Teaching is one of the most important professions, vital to a nation’s long-term dynamism and productivity. But it is simply too hard to get all but the most dedicated teachers to commit to long-term careers, when, as in Chile and the United States, they make two-thirds of what people of a similar educational background earn.
That is the dilemma Chile tried to confront in 2002 when it established a Pedagogical Excellence Award as a way of providing a monetary incentive to keep its best teachers in the public-school system. The award, which leads to an average 6% annual increase in salary for up to 10 years, is based on rigorous criteria. To qualify, teachers must take a written exam demonstrating their knowledge in their area of expertise and submit a portfolio, including lesson plans and a recording of a class. Only around one-fourth of applicants pass.
The negligible impact of a bonus
But the award seems to have negligible effects on teacher retention. Indeed, as Alejandra Ramos and I reveal in a recent study, it does little to change a situation in which some 7% of teachers desert the public system each year. Why would this be?
The question seems to go to the heart of what monetary incentives really mean in a profession like teaching where, because they occur in the public sector, competition is limited and wages are fixed. One car company in the private sector may be able to lure top engineers away from another car company by offering dramatically higher salaries. But in a public-sector profession like teaching, such competition in the market doesn’t exist. Instead, great teachers who stay in the profession do so because they see teaching as a labor of love; because they are imbued with a mission to inspire children and sharpen their minds. It is a bit like doctors who travel to remote parts of the world with the organization Doctors Without Borders to save children’s lives. Most of those doctors could almost certainly make far higher wages in private practice. So you’re unlikely to convince them to stay on by offering them higher salaries. If they were in it for the money, they wouldn’t be with the organization to begin with.
An award’s unintended effects
The award may also have unintended effects. It may raise morale and increase the status of winners. But by increasing their status and hence the demand for their services, it also may empower award winners to desert underperforming schools, where teaching is harder and they are needed the most, for the highest performing schools where teaching is easier and they are needed the least.

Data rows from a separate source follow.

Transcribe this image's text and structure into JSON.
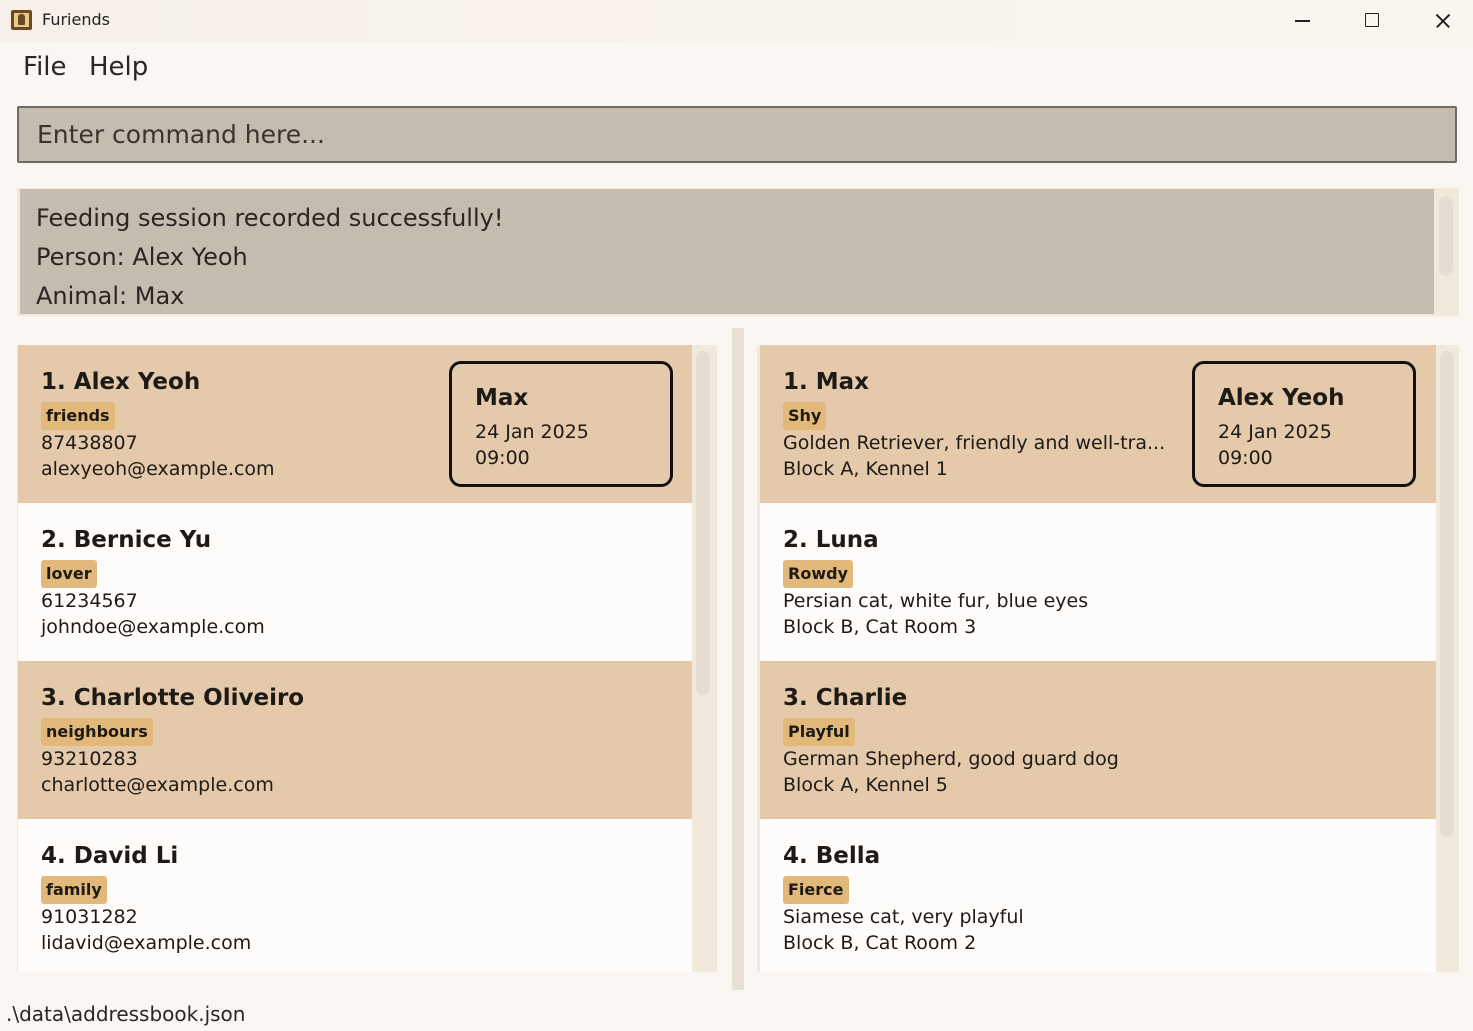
{
  "window": {
    "title": "Furiends",
    "icon": "app-logo-icon"
  },
  "menu": {
    "file": "File",
    "help": "Help"
  },
  "command": {
    "placeholder": "Enter command here...",
    "value": ""
  },
  "result": {
    "lines": [
      "Feeding session recorded successfully!",
      "Person: Alex Yeoh",
      "Animal: Max"
    ]
  },
  "persons": [
    {
      "index": "1.",
      "name": "Alex Yeoh",
      "tag": "friends",
      "phone": "87438807",
      "email": "alexyeoh@example.com",
      "feeding": {
        "name": "Max",
        "date": "24 Jan 2025",
        "time": "09:00"
      }
    },
    {
      "index": "2.",
      "name": "Bernice Yu",
      "tag": "lover",
      "phone": "61234567",
      "email": "johndoe@example.com"
    },
    {
      "index": "3.",
      "name": "Charlotte Oliveiro",
      "tag": "neighbours",
      "phone": "93210283",
      "email": "charlotte@example.com"
    },
    {
      "index": "4.",
      "name": "David Li",
      "tag": "family",
      "phone": "91031282",
      "email": "lidavid@example.com"
    }
  ],
  "animals": [
    {
      "index": "1.",
      "name": "Max",
      "tag": "Shy",
      "description": "Golden Retriever, friendly and well-tra...",
      "location": "Block A, Kennel 1",
      "feeding": {
        "name": "Alex Yeoh",
        "date": "24 Jan 2025",
        "time": "09:00"
      }
    },
    {
      "index": "2.",
      "name": "Luna",
      "tag": "Rowdy",
      "description": "Persian cat, white fur, blue eyes",
      "location": "Block B, Cat Room 3"
    },
    {
      "index": "3.",
      "name": "Charlie",
      "tag": "Playful",
      "description": "German Shepherd, good guard dog",
      "location": "Block A, Kennel 5"
    },
    {
      "index": "4.",
      "name": "Bella",
      "tag": "Fierce",
      "description": "Siamese cat, very playful",
      "location": "Block B, Cat Room 2"
    }
  ],
  "status": {
    "file_path": ".\\data\\addressbook.json"
  },
  "colors": {
    "card_odd": "#e4c9ab",
    "card_even": "#fefcfa",
    "tag_bg": "#e2b97a",
    "command_bg": "#c4bcae",
    "app_bg": "#faf7f3"
  }
}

This is at least what we seem to have observed. Our study reveals that teachers were 6 percentage points more likely to move to a new school within 14 months of winning the award. This explains about a third of the mobility we observe during this time period. Many award winners, if they weren’t changing schools to be closer to their homes, were seeking out schools with higher performing students, we speculate.
To its credit, Chile has understood that teachers are vastly underpaid. It has bonuses to reward those willing to teach in underserved communities. And it has provided a 6% bonus for all teachers at the best ranked schools within each of several different categories that are based on socioeconomic and other considerations.
Teachers may value non-monetary awards more
But our research suggests that the most important incentives may well be non-monetary. While small pay rises can help teachers make ends meet, placing fewer administrative burdens on them and providing opportunities for professional development may make the biggest difference. They may strengthen the feeling among people who already have given up the possibility of a high salary that they are being empowered to fulfill their core mission of shaping children’s minds and bettering children’s futures. They may in this way provide the greater satisfaction and meaning that gives teachers their staying power.